“What excites me is the potential for a historic restoration that can also be quite forward-looking,” Emma Lansdowne, a gardener at Royal Roads, said last year during the first phase of Vision in Bloom.
“The potential is huge just because the land and the infrastructure were set up for food production,” she said. “The site itself is beautiful, the soil is lovely, and where it is situated is good in terms of climate and sun exposure.”
Beyond the beauty of the site and its potential sits an indelible piece of its past that pre-dates the Dunsmuir family building an estate that would go on to become a military college and then a public university.
Upholding existing Indigenous food systems
The garden and the estate it supported were all about colonization, about settlers taking over land that is home to Indigenous peoples. The updated kitchen garden aims to decolonize the space, creating a garden that recognizes and celebrates the diverse cultures and histories of the peoples who live on these lands.
“We want to work really intimately with the landscape, to learn from it, to uphold the existing Indigenous food systems,” says Hilary Leighton, co-chair of the Kitchen Garden Committee, associate professor and program head in RRU’s School of Environment and Sustainability.
“It’s not necessarily big farming or just a garden,” she says. “It just means we can really work with what already exists and has been there for millennia, and also cultivate these lands into an edible landscape.”
Acknowledging early Chinese workers
Also important is acknowledgement of the role of Chinese workers in the development of the garden and the entire estate.
More than 120 Chinese gardeners, farmers, and cooks lived and worked at Hatley Park in 1911, supporting the property’s development into the 1930s. Many were part of a wave of Chinese immigrants that came to Canada between 1885 and the early 1900s, attracted by the gold rush, while others worked on the Canadian Pacific Railway. They had to pay a government-mandated “head tax” ranging from $50 to $500 while working 60-to 80-hour weeks earning 15 to 20 cents an hour.
That’s why Royal Roads intends to honour the past in restoring its historic grounds with the kitchen garden setting a tone — and a table — for the future.
There’s work to be done — and you can help

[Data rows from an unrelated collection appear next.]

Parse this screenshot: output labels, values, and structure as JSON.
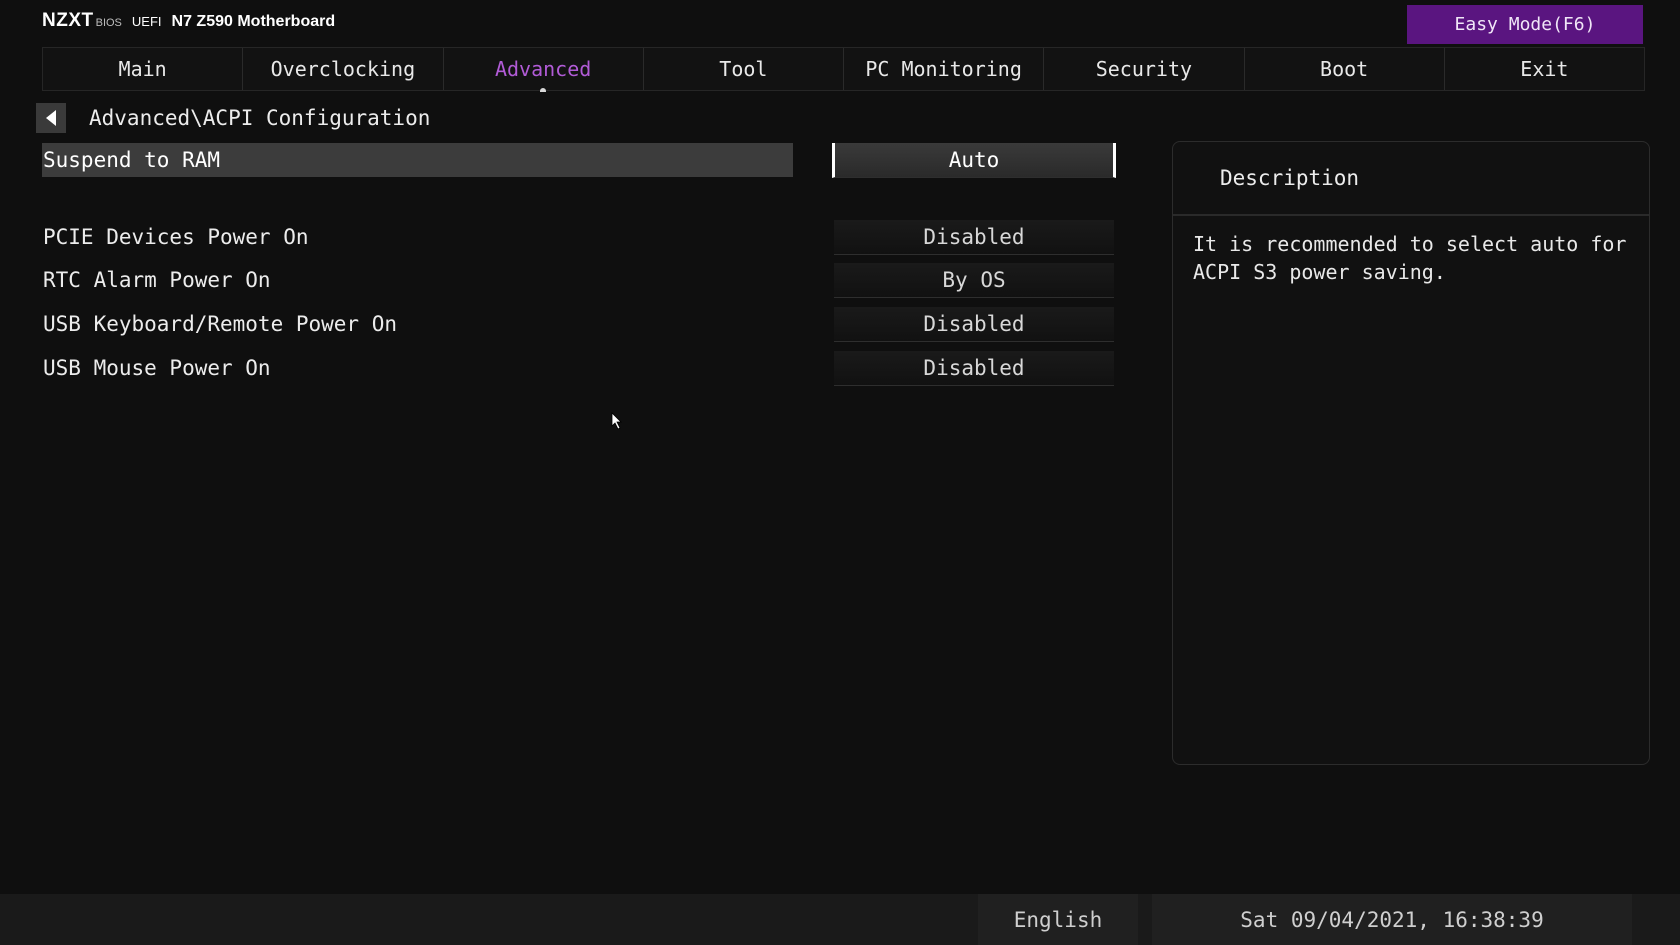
{
  "header": {
    "logo": "NZXT",
    "bios": "BIOS",
    "uefi": "UEFI",
    "model": "N7 Z590 Motherboard",
    "easy_mode_label": "Easy Mode(F6)"
  },
  "tabs": [
    {
      "label": "Main",
      "active": false
    },
    {
      "label": "Overclocking",
      "active": false
    },
    {
      "label": "Advanced",
      "active": true
    },
    {
      "label": "Tool",
      "active": false
    },
    {
      "label": "PC Monitoring",
      "active": false
    },
    {
      "label": "Security",
      "active": false
    },
    {
      "label": "Boot",
      "active": false
    },
    {
      "label": "Exit",
      "active": false
    }
  ],
  "breadcrumb": "Advanced\\ACPI Configuration",
  "settings": [
    {
      "label": "Suspend to RAM",
      "value": "Auto",
      "selected": true
    },
    {
      "label": "PCIE Devices Power On",
      "value": "Disabled",
      "selected": false
    },
    {
      "label": "RTC Alarm Power On",
      "value": "By OS",
      "selected": false
    },
    {
      "label": "USB Keyboard/Remote Power On",
      "value": "Disabled",
      "selected": false
    },
    {
      "label": "USB Mouse Power On",
      "value": "Disabled",
      "selected": false
    }
  ],
  "description": {
    "title": "Description",
    "text": "It is recommended to select auto for ACPI S3 power saving."
  },
  "footer": {
    "language": "English",
    "datetime": "Sat 09/04/2021, 16:38:39"
  },
  "colors": {
    "accent": "#b15bd6",
    "easy_mode_bg": "#5a1580",
    "background": "#0f0f0f"
  },
  "icons": {
    "back": "chevron-left-icon",
    "cursor": "mouse-pointer-icon"
  }
}
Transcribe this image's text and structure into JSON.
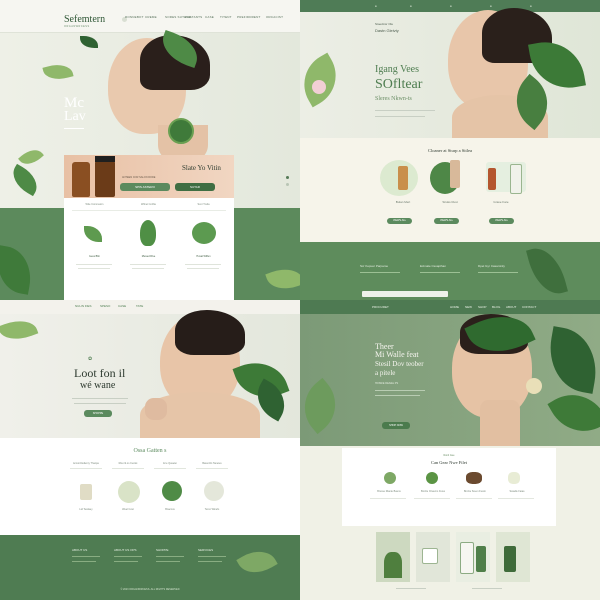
{
  "tl": {
    "logo_title": "Sefemtern",
    "logo_subtitle": "ORGANWRCESS",
    "nav": [
      "RONNEBOT",
      "CREME",
      "SORES SUTECE",
      "PRSTANTS",
      "CASE",
      "TITENT",
      "PREFIDDRENT",
      "ORCACIST"
    ],
    "hero_line1": "Mc",
    "hero_line2": "Lav",
    "product_title": "Slate Yo Vitin",
    "product_sub": "ANTEEN COR SALON RODE",
    "btn1": "SPIS ASTERO",
    "btn2": "SUTAR",
    "features": [
      "Wite Commeton",
      "Wilnet Corfite",
      "Sxor Trelia"
    ],
    "feature_items": [
      "Geus Bfin",
      "Mwsed Rive",
      "Hosal Wiffen"
    ]
  },
  "tr": {
    "eyebrow": "Stoevlnsr Ole",
    "sub": "Dastn Gleivty",
    "title1": "Igang Vees",
    "title2": "SOfltear",
    "tagline": "Sleres Nkwn-ts",
    "section_title": "Cloaner at Sturp a Sitlea",
    "products": [
      "Bulan Mert",
      "Siruks Rust",
      "Grave Fare"
    ],
    "cta": "VIEWS ALL",
    "footer_cols": [
      "Scr Kepuer Parpame",
      "Ecimale Csuapthan",
      "Dpet Gyr Casaminly"
    ]
  },
  "bl": {
    "logo": "NULIN FIES",
    "nav": [
      "SPESO",
      "CASE",
      "TATE"
    ],
    "hero1": "Loot fon il",
    "hero2": "wé wane",
    "cta": "SHOPPE",
    "section_title": "Ossa Gatten s",
    "col_titles": [
      "Accord Edierny Thanpe",
      "Riso lit os Cenlet",
      "E le Qaselei",
      "Barentlin Tanetes"
    ],
    "product_names": [
      "Ltd Tewlaey",
      "Weel Cout",
      "Bnaccos",
      "Terco Winefs"
    ],
    "footer_cols": [
      "ABOUT US",
      "ABOUT US OPS",
      "SHOPPE",
      "SERVICES"
    ],
    "copyright": "© 2023 ORGANWRCESS. ALL RIGHTS RESERVED"
  },
  "br": {
    "nav": [
      "HOME",
      "NEW",
      "SHOP",
      "BLOG",
      "ABOUT",
      "CONTACT"
    ],
    "brand": "PROCURET",
    "hero1": "Theer",
    "hero2": "Mi Walle feat",
    "hero3": "Stesil Dov teober",
    "hero4": "a pitele",
    "eyebrow": "HOSNIE REAIEL PS",
    "cta": "SHOP NOW",
    "card_eyebrow": "Ronil Gue",
    "card_title": "Can Gear Nwe Filet",
    "items": [
      "Brusse Riante Bauns",
      "Brozle Orwerns Fuws",
      "Brozie Sreen Fuwm",
      "Swadle Faias"
    ]
  }
}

In addition to revitalizing the walled food garden at Royal Roads, Vision in Bloom also includes plans to update the lush Japanese Gardens, which boast unique plantings, an iconic water wheel and serene surroundings — and, thanks to a recent donation by RRU community members, 125 bonsai trees.
Other projects in the works as part of Vision in Bloom:

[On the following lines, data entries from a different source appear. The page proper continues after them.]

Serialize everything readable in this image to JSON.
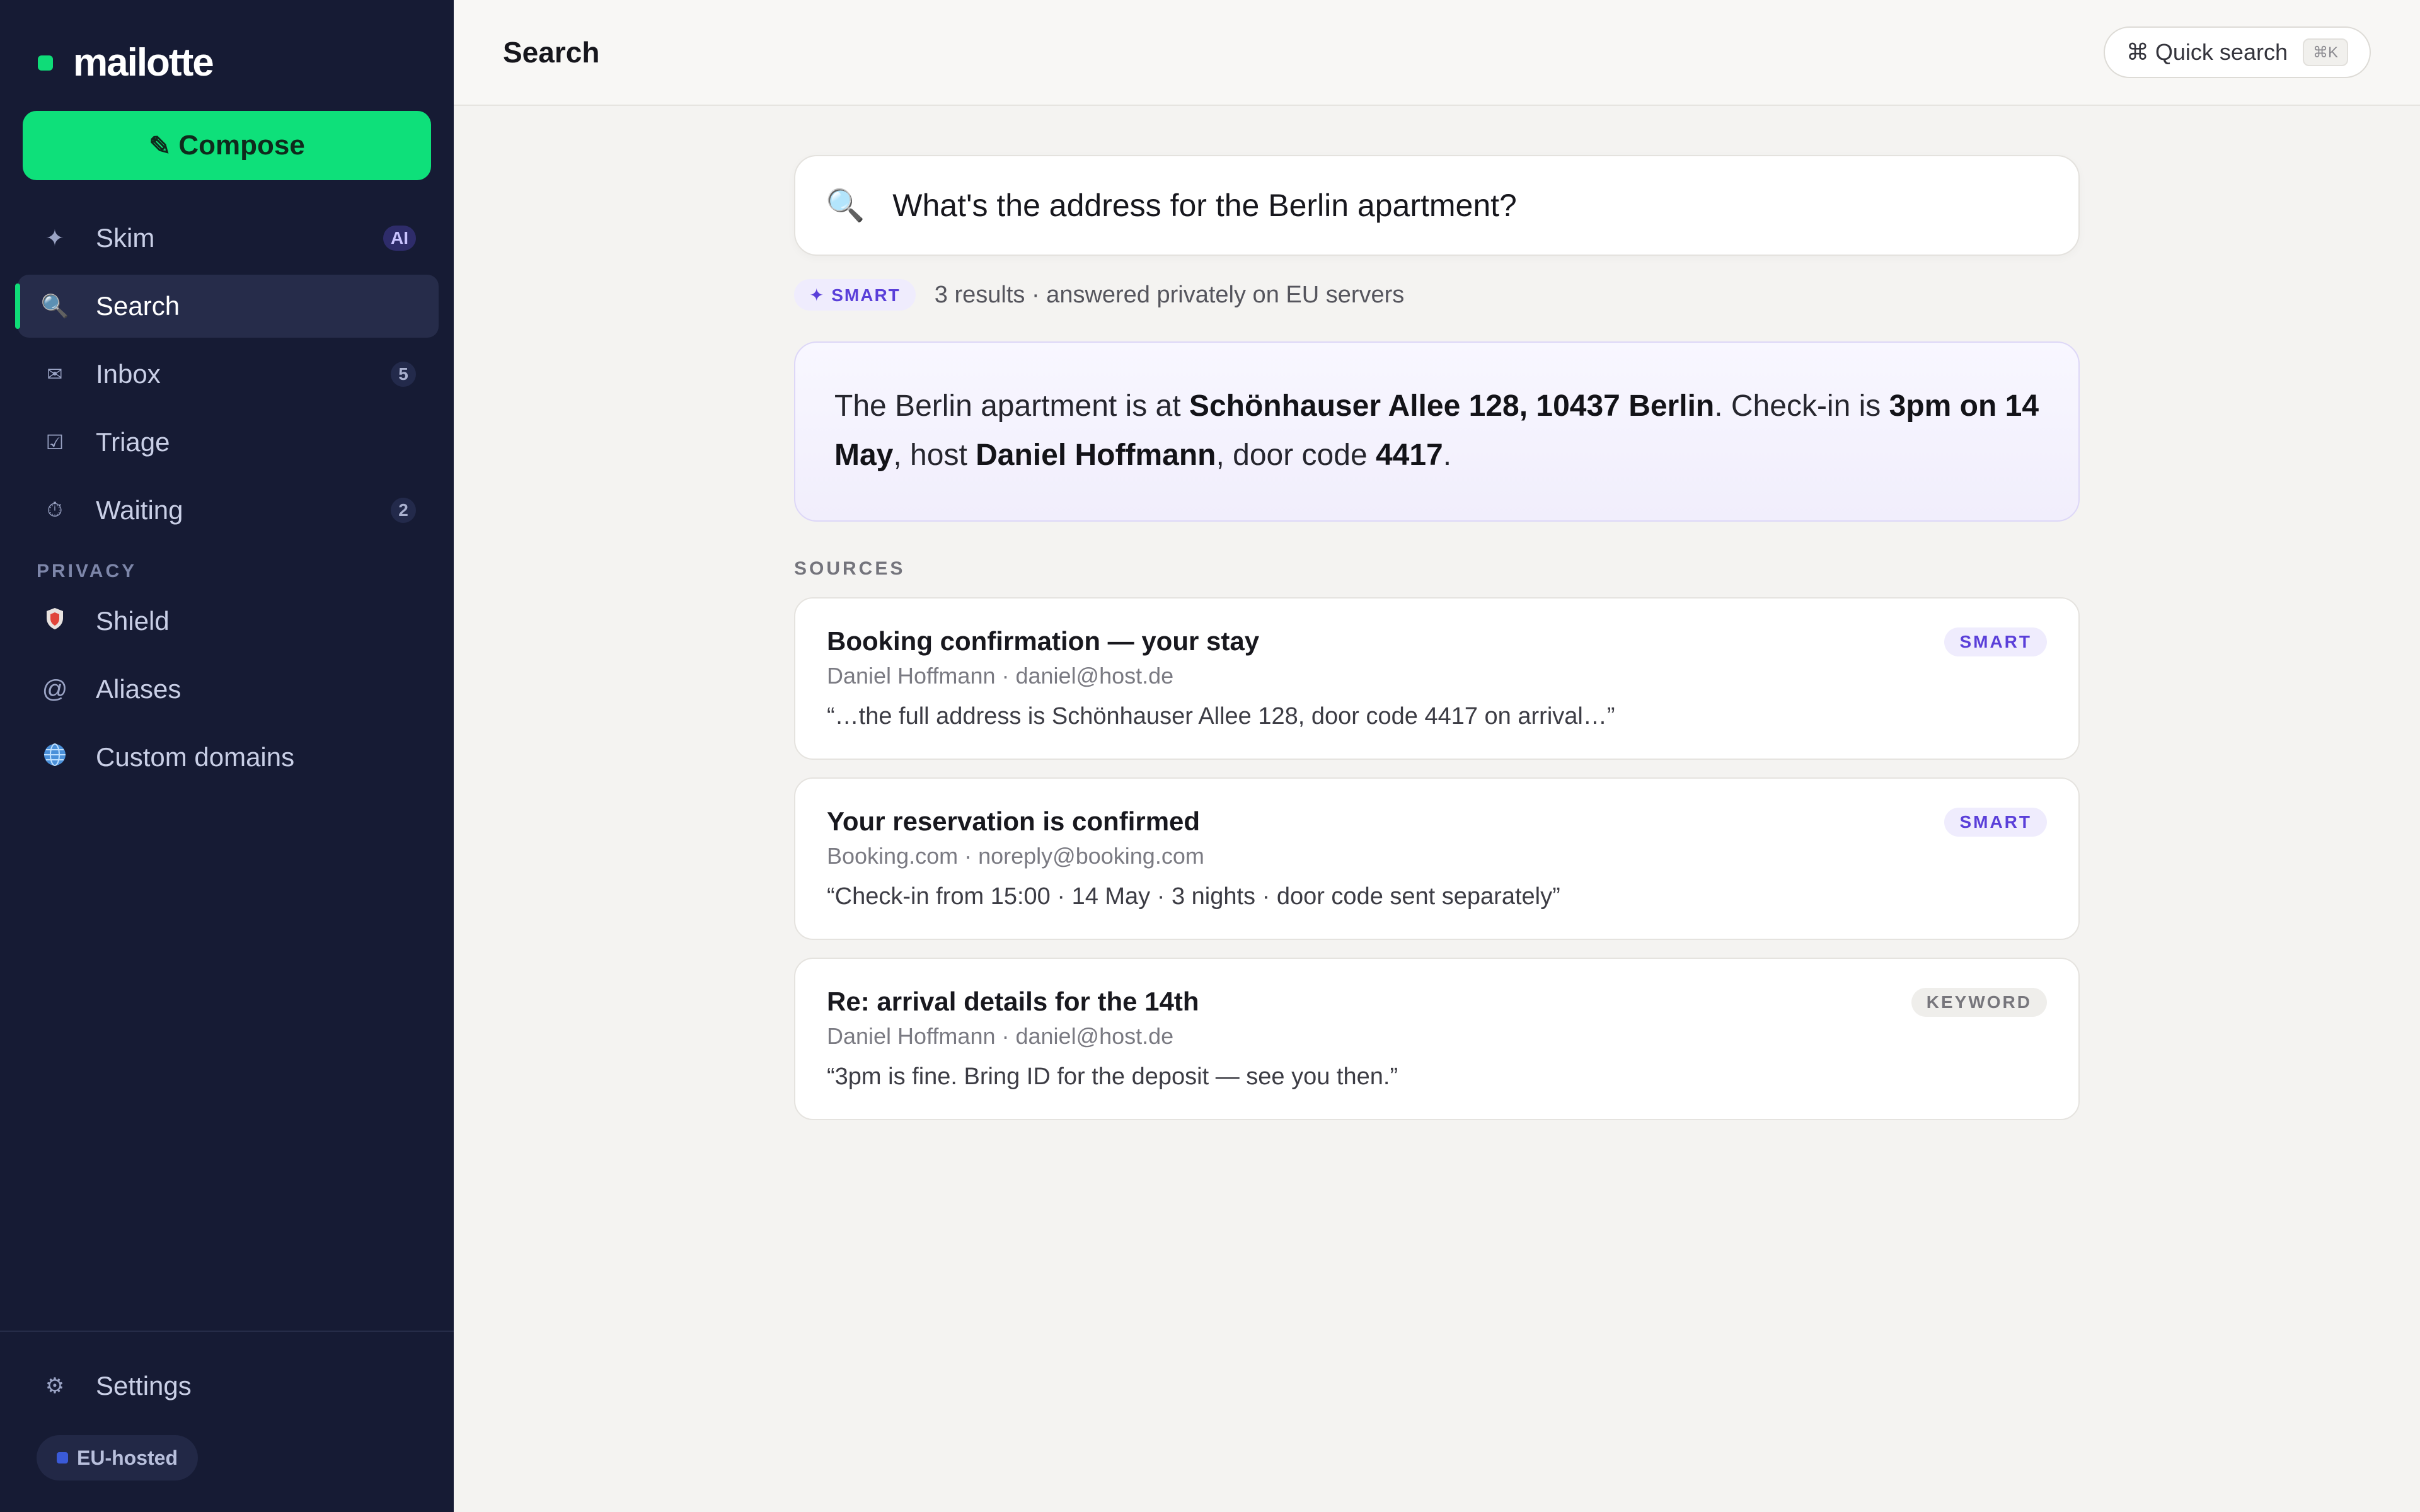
{
  "brand": {
    "name": "mailotte",
    "accent": "#0fdc78"
  },
  "sidebar": {
    "compose_label": "Compose",
    "items": [
      {
        "label": "Skim",
        "icon": "sparkle-icon",
        "badge": "AI"
      },
      {
        "label": "Search",
        "icon": "search-icon",
        "active": true
      },
      {
        "label": "Inbox",
        "icon": "envelope-icon",
        "badge": "5"
      },
      {
        "label": "Triage",
        "icon": "checkbox-icon"
      },
      {
        "label": "Waiting",
        "icon": "stopwatch-icon",
        "badge": "2"
      }
    ],
    "privacy_label": "PRIVACY",
    "privacy_items": [
      {
        "label": "Shield",
        "icon": "shield-icon"
      },
      {
        "label": "Aliases",
        "icon": "at-icon"
      },
      {
        "label": "Custom domains",
        "icon": "globe-icon"
      }
    ],
    "settings_label": "Settings",
    "eu_label": "EU-hosted"
  },
  "topbar": {
    "title": "Search",
    "quick_search_label": "⌘ Quick search",
    "quick_search_kbd": "⌘K"
  },
  "search": {
    "query": "What's the address for the Berlin apartment?",
    "mode": "✦ SMART",
    "meta": "3 results · answered privately on EU servers"
  },
  "answer": {
    "p1": "The Berlin apartment is at ",
    "address": "Schönhauser Allee 128, 10437 Berlin",
    "p2": ". Check-in is ",
    "checkin": "3pm on 14 May",
    "p3": ", host ",
    "host": "Daniel Hoffmann",
    "p4": ", door code ",
    "code": "4417",
    "p5": "."
  },
  "sources": {
    "label": "SOURCES",
    "items": [
      {
        "title": "Booking confirmation — your stay",
        "from": "Daniel Hoffmann · daniel@host.de",
        "snippet": "“…the full address is Schönhauser Allee 128, door code 4417 on arrival…”",
        "tag": "SMART"
      },
      {
        "title": "Your reservation is confirmed",
        "from": "Booking.com · noreply@booking.com",
        "snippet": "“Check-in from 15:00 · 14 May · 3 nights · door code sent separately”",
        "tag": "SMART"
      },
      {
        "title": "Re: arrival details for the 14th",
        "from": "Daniel Hoffmann · daniel@host.de",
        "snippet": "“3pm is fine. Bring ID for the deposit — see you then.”",
        "tag": "KEYWORD"
      }
    ]
  }
}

- The Glass House: Restoration of one of the last historic greenhouses in Canada, which has been used for decades to start and grow fruits, vegetables and other plants.
- The apiary: Expanding the existing apiary to provide support and protection for bees, which are invaluable pollinators.
- Heritage fruit trees: Bolstering existing fruit trees — some dating back more than a century — to add to the food production of the kitchen garden.
- The legacy and bench program: Installing new legacy benches and other opportunities to celebrate someone special.
Thanks to generous donors, Vision in Bloom raised $160,000 in its first year, 2021. Those donations helped hire a Food Systems Manger to create the garden design and manage all start-up activity, including coordinating the work of the project guiding committee and prepared the ground for planting. The university also restored the iconic water wheel and reinstallation of two Japanese crane sculptures and placed several commemorative benches. The funding also supported the creation of the new Japanese Gardens design that will be implemented over the next 3-5 years. As well, an apiary expansion was funded, with a move to two hives from one.
This year, the university hopes to raise an additional $250,000 to continue the work and begin several large multi-year projects, including significant expansion to the Japanese Gardens and restoration of the Glass House, an original greenhouse from the Dunsmuir era that has been in continuous use for more than 100 years. There are many ways to support A Vision in Bloom. For more information, visit RRUinBloom.ca.